Shelley-Godwin archive
The Shelley-Godwin archive digitizes the manuscripts of Percy and Mary Shelley, and Mary Shelley’s parents, William Godwin and Mary Wollstonecraft—manuscripts often written in multiple hands. Provides an important study of the Frankenstein notebooks to demonstrate how much of a role Percy Shelley played in the writing of Frankenstein. The archive provides a good model of the use of TEI for manuscript encoding and of complex and multiple visualizations of manuscript texts.
A text visualization, analysis, and play tool. (Brian L. Pytlik, University of Nebraska, Lincoln)
Topic modeling Martha Ballard’s diary
This project employs the topic-modeling software MALLET to identify salient topics within one extensive diary from the late eighteenth and early nineteenth century, which include Midwifery, Church, Gardening, and others. It then traces the changing prominence of these topics within the diary over time, thereby introducing a diachronic dimension to the study. (Cameron Blevins, Stanford University)
Virtual Pauls Cross project
This project is a digital recreation of John Donne’s Gunpowder Day ceremony and allows you to explore London in 1622.
What’s on the menu?

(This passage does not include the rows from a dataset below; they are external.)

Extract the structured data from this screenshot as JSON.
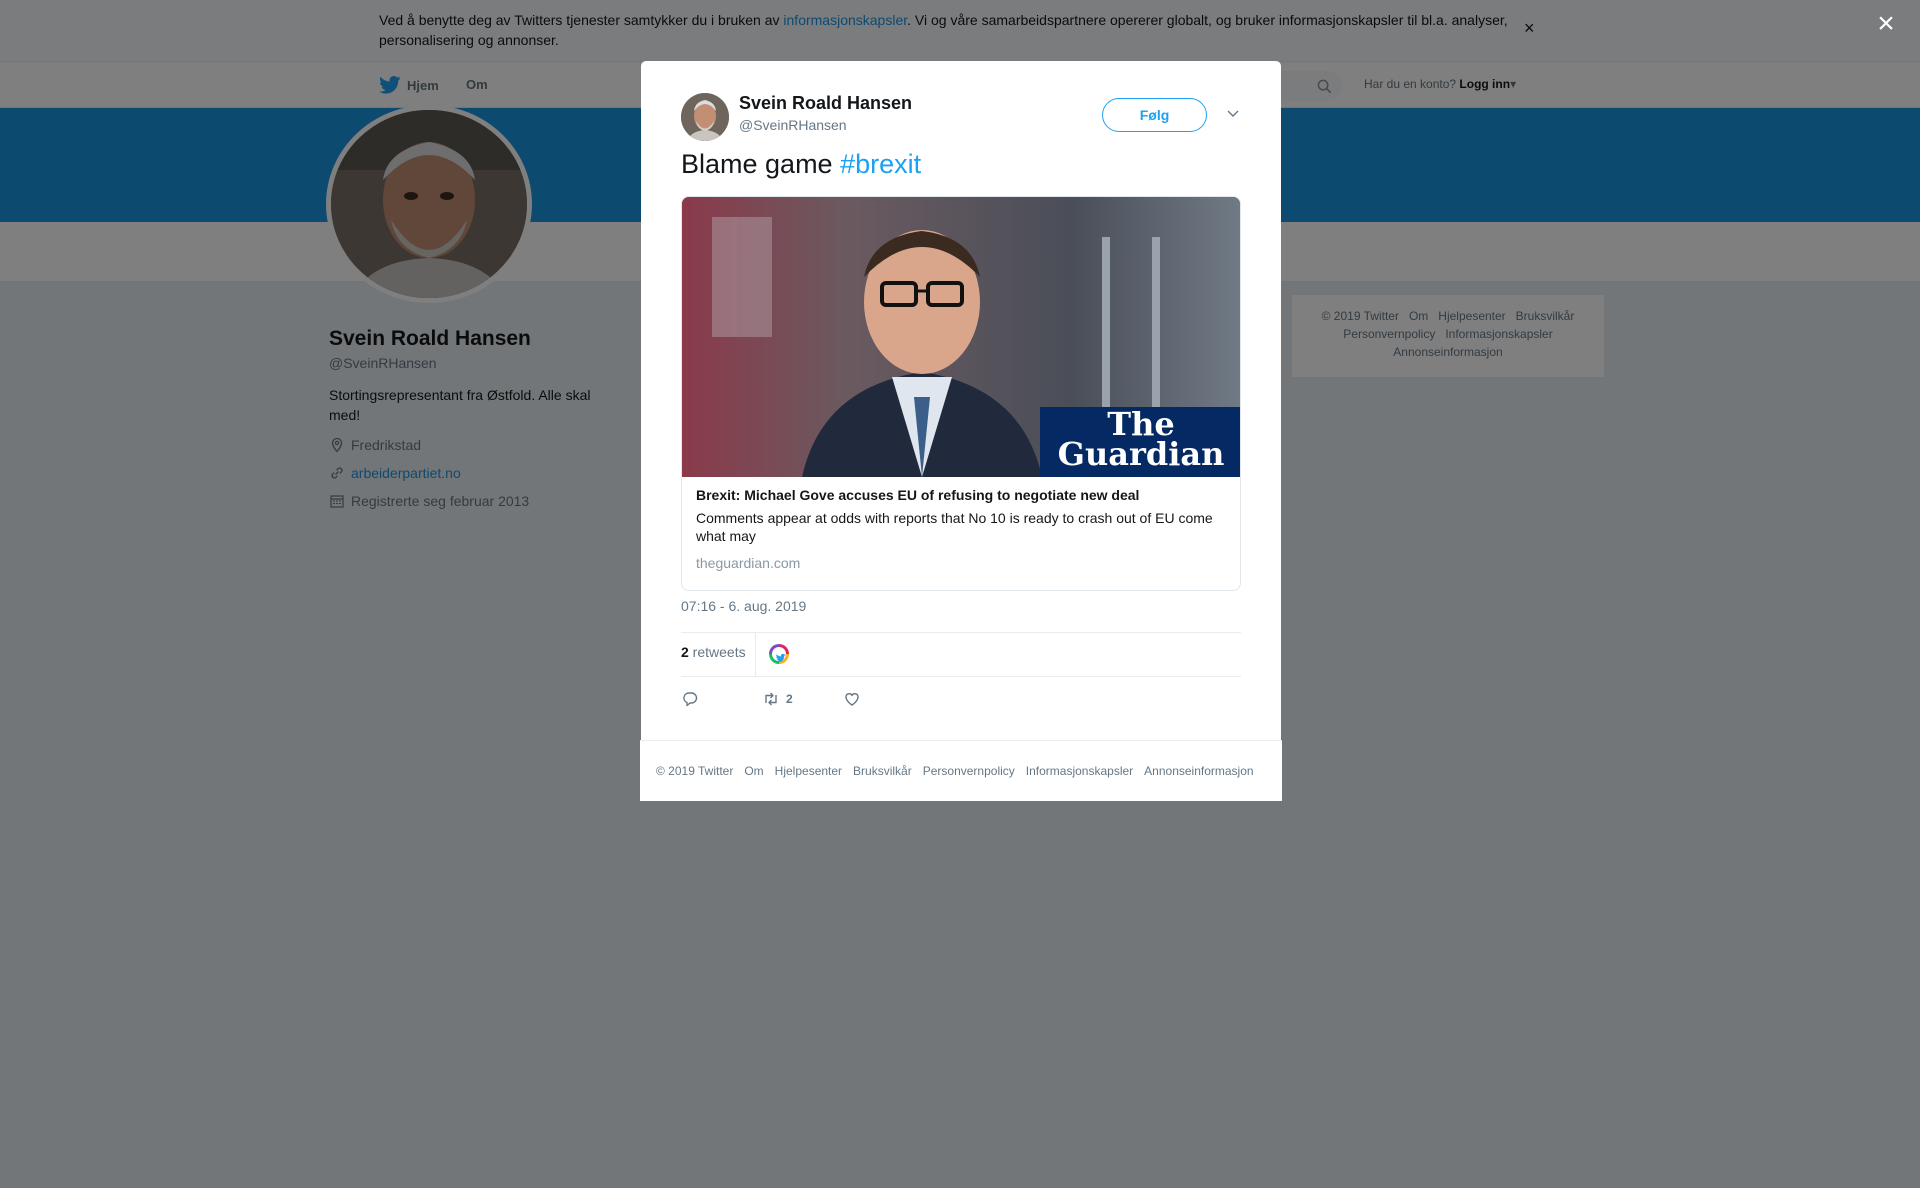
{
  "cookie_banner": {
    "text_before": "Ved å benytte deg av Twitters tjenester samtykker du i bruken av ",
    "link": "informasjonskapsler",
    "text_after": ". Vi og våre samarbeidspartnere opererer globalt, og bruker informasjonskapsler til bl.a. analyser, personalisering og annonser.",
    "close": "×"
  },
  "topnav": {
    "home": "Hjem",
    "about": "Om",
    "login_prompt": "Har du en konto?",
    "login": "Logg inn"
  },
  "profile": {
    "name": "Svein Roald Hansen",
    "handle": "@SveinRHansen",
    "bio": "Stortingsrepresentant fra Østfold. Alle skal med!",
    "location": "Fredrikstad",
    "website": "arbeiderpartiet.no",
    "joined": "Registrerte seg februar 2013"
  },
  "side_footer": {
    "links": [
      "© 2019 Twitter",
      "Om",
      "Hjelpesenter",
      "Bruksvilkår",
      "Personvernpolicy",
      "Informasjonskapsler",
      "Annonseinformasjon"
    ]
  },
  "overlay": {
    "close": "×"
  },
  "tweet": {
    "author_name": "Svein Roald Hansen",
    "author_handle": "@SveinRHansen",
    "follow_label": "Følg",
    "text": "Blame game ",
    "hashtag": "#brexit",
    "card": {
      "logo_line1": "The",
      "logo_line2": "Guardian",
      "title": "Brexit: Michael Gove accuses EU of refusing to negotiate new deal",
      "description": "Comments appear at odds with reports that No 10 is ready to crash out of EU come what may",
      "domain": "theguardian.com"
    },
    "timestamp": "07:16 - 6. aug. 2019",
    "retweet_count": "2",
    "retweets_label": " retweets",
    "action_retweet_count": "2"
  },
  "modal_footer": {
    "links": [
      "© 2019 Twitter",
      "Om",
      "Hjelpesenter",
      "Bruksvilkår",
      "Personvernpolicy",
      "Informasjonskapsler",
      "Annonseinformasjon"
    ]
  },
  "colors": {
    "accent": "#1da1f2",
    "banner": "#1b95e0",
    "link": "#1b95e0",
    "guardian_blue": "#052962"
  },
  "icons": [
    "twitter-bird-icon",
    "search-icon",
    "location-pin-icon",
    "link-icon",
    "calendar-icon",
    "chevron-down-icon",
    "reply-icon",
    "retweet-icon",
    "heart-icon",
    "close-icon"
  ]
}
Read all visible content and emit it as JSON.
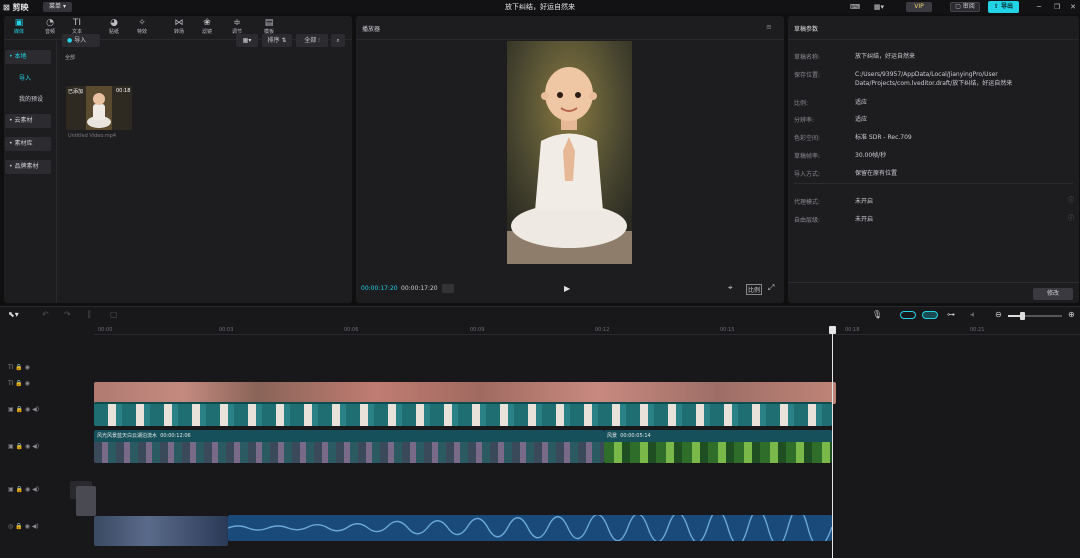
{
  "titlebar": {
    "logo": "剪映",
    "menu_label": "菜单",
    "project_title": "放下纠结，好运自然来",
    "vip_label": "VIP",
    "review_label": "审阅",
    "export_label": "导出"
  },
  "toolbar": {
    "tools": [
      {
        "label": "媒体",
        "icon": "media-icon",
        "glyph": "▣"
      },
      {
        "label": "音频",
        "icon": "audio-icon",
        "glyph": "◔"
      },
      {
        "label": "文本",
        "icon": "text-icon",
        "glyph": "TI"
      },
      {
        "label": "贴纸",
        "icon": "sticker-icon",
        "glyph": "◕"
      },
      {
        "label": "特效",
        "icon": "effect-icon",
        "glyph": "✧"
      },
      {
        "label": "转场",
        "icon": "transition-icon",
        "glyph": "⋈"
      },
      {
        "label": "滤镜",
        "icon": "filter-icon",
        "glyph": "❀"
      },
      {
        "label": "调节",
        "icon": "adjust-icon",
        "glyph": "≑"
      },
      {
        "label": "模板",
        "icon": "template-icon",
        "glyph": "▤"
      }
    ]
  },
  "sidebar": {
    "items": [
      {
        "label": "• 本地"
      },
      {
        "label": "导入"
      },
      {
        "label": "我的预设"
      },
      {
        "label": "• 云素材"
      },
      {
        "label": "• 素材库"
      },
      {
        "label": "• 品牌素材"
      }
    ]
  },
  "media": {
    "import_label": "导入",
    "sort_label": "排序",
    "all_filter_label": "全部",
    "all_label": "全部",
    "clip": {
      "added_label": "已添加",
      "duration": "00:18",
      "name": "Untitled Video.mp4"
    }
  },
  "player": {
    "title": "播放器",
    "current_time": "00:00:17:20",
    "total_time": "00:00:17:20"
  },
  "properties": {
    "title": "草稿参数",
    "rows": [
      {
        "label": "草稿名称:",
        "value": "放下纠结，好运自然来"
      },
      {
        "label": "保存位置:",
        "value": "C:/Users/93957/AppData/Local/JianyingPro/User Data/Projects/com.lveditor.draft/放下纠结，好运自然来"
      },
      {
        "label": "比例:",
        "value": "适应"
      },
      {
        "label": "分辨率:",
        "value": "适应"
      },
      {
        "label": "色彩空间:",
        "value": "标准 SDR - Rec.709"
      },
      {
        "label": "草稿帧率:",
        "value": "30.00帧/秒"
      },
      {
        "label": "导入方式:",
        "value": "保留在原有位置"
      },
      {
        "label": "代理模式:",
        "value": "未开启"
      },
      {
        "label": "自由层级:",
        "value": "未开启"
      }
    ],
    "modify_label": "修改"
  },
  "timeline": {
    "ruler": [
      "00:00",
      "00:03",
      "00:06",
      "00:09",
      "00:12",
      "00:15",
      "00:18",
      "00:21"
    ],
    "clips": {
      "video_main_label": "风光风景蓝天白云湖泊流水",
      "video_main_duration": "00:00:12:06",
      "video_second_label": "风景",
      "video_second_duration": "00:00:05:14",
      "cover_label": "封面"
    }
  }
}
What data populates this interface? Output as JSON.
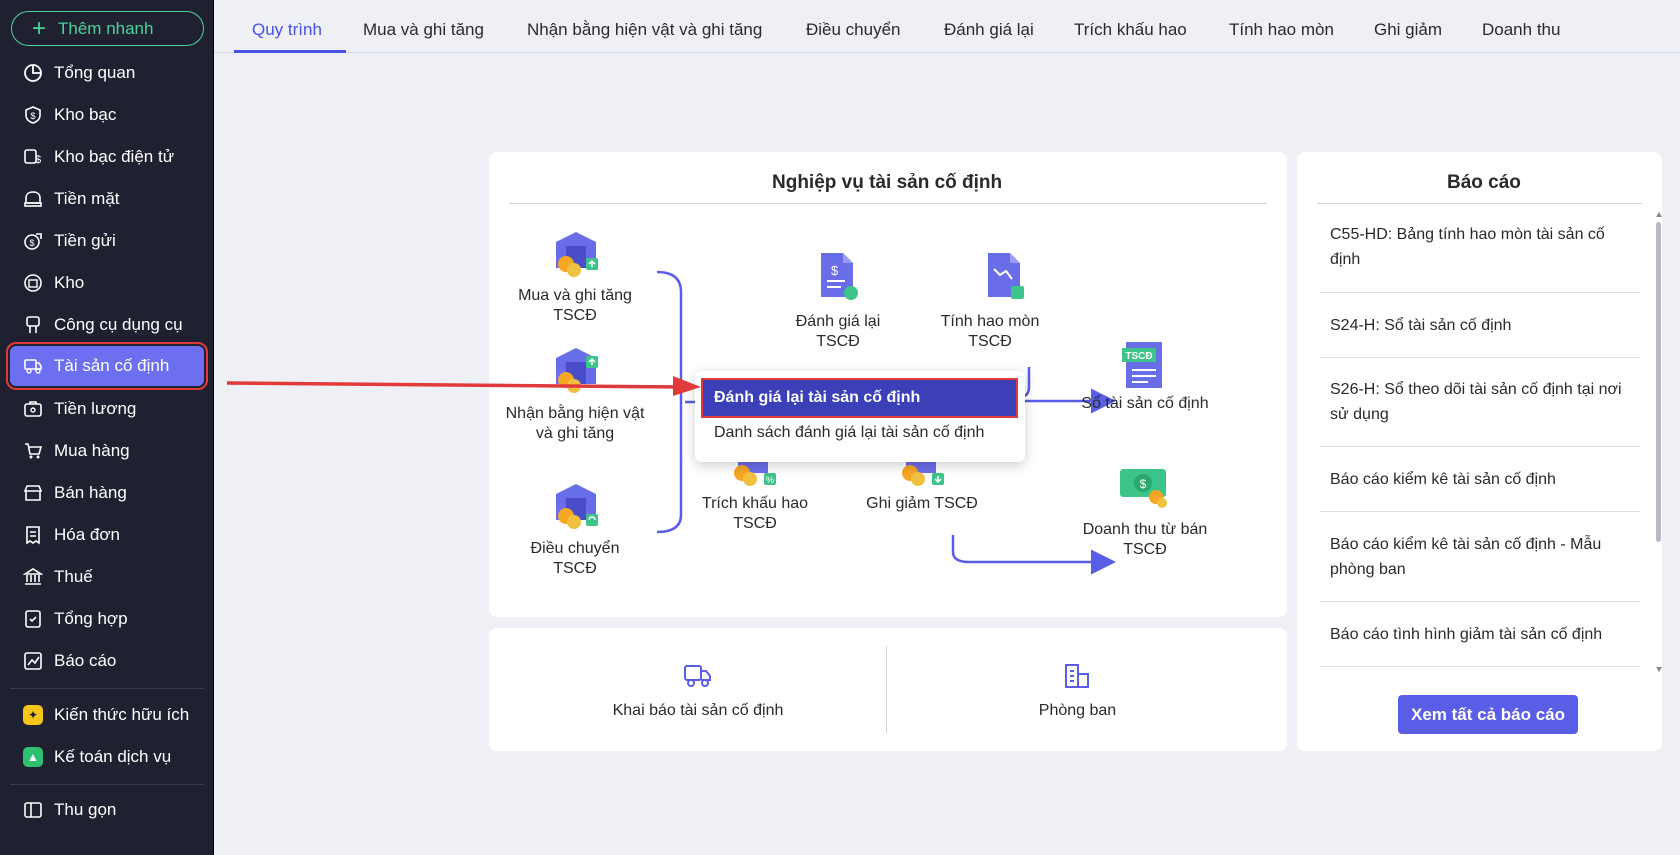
{
  "sidebar": {
    "quick_add": "Thêm nhanh",
    "items": [
      {
        "label": "Tổng quan",
        "icon": "pie-chart-icon"
      },
      {
        "label": "Kho bạc",
        "icon": "dollar-shield-icon"
      },
      {
        "label": "Kho bạc điện tử",
        "icon": "digital-money-icon"
      },
      {
        "label": "Tiền mặt",
        "icon": "cash-icon"
      },
      {
        "label": "Tiền gửi",
        "icon": "deposit-icon"
      },
      {
        "label": "Kho",
        "icon": "warehouse-icon"
      },
      {
        "label": "Công cụ dụng cụ",
        "icon": "tools-icon"
      },
      {
        "label": "Tài sản cố định",
        "icon": "truck-icon",
        "active": true
      },
      {
        "label": "Tiền lương",
        "icon": "salary-icon"
      },
      {
        "label": "Mua hàng",
        "icon": "cart-icon"
      },
      {
        "label": "Bán hàng",
        "icon": "store-icon"
      },
      {
        "label": "Hóa đơn",
        "icon": "invoice-icon"
      },
      {
        "label": "Thuế",
        "icon": "bank-icon"
      },
      {
        "label": "Tổng hợp",
        "icon": "summary-icon"
      },
      {
        "label": "Báo cáo",
        "icon": "report-chart-icon"
      },
      {
        "label": "Kiến thức hữu ích",
        "icon": "knowledge-icon"
      },
      {
        "label": "Kế toán dịch vụ",
        "icon": "service-icon"
      }
    ],
    "collapse": "Thu gọn"
  },
  "tabs": [
    "Quy trình",
    "Mua và ghi tăng",
    "Nhận bằng hiện vật và ghi tăng",
    "Điều chuyển",
    "Đánh giá lại",
    "Trích khấu hao",
    "Tính hao mòn",
    "Ghi giảm",
    "Doanh thu"
  ],
  "process": {
    "title": "Nghiệp vụ tài sản cố định",
    "nodes": {
      "buy": "Mua và ghi tăng TSCĐ",
      "receive": "Nhận bằng hiện vật và ghi tăng",
      "transfer": "Điều chuyển TSCĐ",
      "revalue": "Đánh giá lại TSCĐ",
      "wear": "Tính hao mòn TSCĐ",
      "depreciation": "Trích khấu hao TSCĐ",
      "decrease": "Ghi giảm TSCĐ",
      "ledger": "Sổ tài sản cố định",
      "revenue": "Doanh thu từ bán TSCĐ",
      "ledger_badge": "TSCĐ"
    }
  },
  "dropdown": {
    "item1": "Đánh giá lại tài sản cố định",
    "item2": "Danh sách đánh giá lại tài sản cố định"
  },
  "bottom": {
    "declare": "Khai báo tài sản cố định",
    "department": "Phòng ban"
  },
  "reports": {
    "title": "Báo cáo",
    "items": [
      "C55-HD: Bảng tính hao mòn tài sản cố định",
      "S24-H: Sổ tài sản cố định",
      "S26-H: Sổ theo dõi tài sản cố định tại nơi sử dụng",
      "Báo cáo kiểm kê tài sản cố định",
      "Báo cáo kiểm kê tài sản cố định - Mẫu phòng ban",
      "Báo cáo tình hình giảm tài sản cố định"
    ],
    "view_all": "Xem tất cả báo cáo"
  },
  "colors": {
    "sidebar_bg": "#1f2130",
    "accent": "#5a5de6",
    "quick_add": "#4bd39a",
    "highlight": "#e03a3a"
  }
}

With approximately 45,000 menus dating from the 1840s to the present, The New York Public Library’s restaurant menu collection is one of the largest in the world, used by historians, chefs, novelists, and everyday food enthusiasts. The trouble is, the menus are difficult to search. To solve this, they’re working to improve the collection by transcribing the menus, dish by dish. Doing this will allow them to expand dramatically the ways in which the collection can be researched and accessed, opening the door to new kinds of discoveries.